-- Activity --
In the lines below, look for "transition". Copy each line where it appears.
START Material provided
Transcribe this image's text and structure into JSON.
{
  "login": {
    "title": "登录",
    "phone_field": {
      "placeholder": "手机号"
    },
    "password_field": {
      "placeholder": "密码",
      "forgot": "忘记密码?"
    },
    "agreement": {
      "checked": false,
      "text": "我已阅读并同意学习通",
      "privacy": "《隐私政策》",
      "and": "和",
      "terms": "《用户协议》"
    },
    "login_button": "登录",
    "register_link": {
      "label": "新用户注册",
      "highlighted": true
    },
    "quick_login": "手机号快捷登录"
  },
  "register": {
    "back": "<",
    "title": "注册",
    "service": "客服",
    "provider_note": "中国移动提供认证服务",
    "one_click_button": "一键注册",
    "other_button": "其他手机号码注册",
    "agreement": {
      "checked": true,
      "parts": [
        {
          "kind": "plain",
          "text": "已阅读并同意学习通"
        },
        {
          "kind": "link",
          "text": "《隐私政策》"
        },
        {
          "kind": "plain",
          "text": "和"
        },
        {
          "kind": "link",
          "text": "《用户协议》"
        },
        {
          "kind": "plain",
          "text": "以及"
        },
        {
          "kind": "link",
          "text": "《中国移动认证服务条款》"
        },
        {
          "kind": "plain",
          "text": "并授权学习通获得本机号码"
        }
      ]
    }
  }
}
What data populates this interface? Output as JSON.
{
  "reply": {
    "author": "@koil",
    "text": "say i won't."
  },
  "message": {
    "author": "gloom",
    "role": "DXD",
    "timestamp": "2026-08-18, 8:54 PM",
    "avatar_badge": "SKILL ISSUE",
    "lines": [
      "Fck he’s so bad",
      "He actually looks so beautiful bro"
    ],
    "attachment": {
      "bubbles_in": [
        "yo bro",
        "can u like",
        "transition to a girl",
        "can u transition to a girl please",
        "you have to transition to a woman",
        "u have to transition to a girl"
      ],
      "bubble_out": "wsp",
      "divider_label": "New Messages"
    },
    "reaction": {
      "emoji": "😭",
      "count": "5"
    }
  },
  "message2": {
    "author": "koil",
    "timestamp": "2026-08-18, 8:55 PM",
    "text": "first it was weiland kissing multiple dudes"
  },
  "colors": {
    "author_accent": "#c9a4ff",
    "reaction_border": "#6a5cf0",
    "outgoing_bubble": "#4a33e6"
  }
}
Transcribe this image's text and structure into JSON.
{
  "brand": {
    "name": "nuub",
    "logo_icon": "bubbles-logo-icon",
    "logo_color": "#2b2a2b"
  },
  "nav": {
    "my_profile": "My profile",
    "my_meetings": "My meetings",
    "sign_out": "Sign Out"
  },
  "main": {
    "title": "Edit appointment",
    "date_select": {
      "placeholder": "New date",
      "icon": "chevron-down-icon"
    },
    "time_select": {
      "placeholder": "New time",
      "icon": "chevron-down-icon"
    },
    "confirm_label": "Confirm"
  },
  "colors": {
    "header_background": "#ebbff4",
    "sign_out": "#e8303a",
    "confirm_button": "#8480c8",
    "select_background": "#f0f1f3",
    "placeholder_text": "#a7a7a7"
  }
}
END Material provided
-- Task response --
        "transition to a girl",
        "can u transition to a girl please",
        "you have to transition to a woman",
        "u have to transition to a girl"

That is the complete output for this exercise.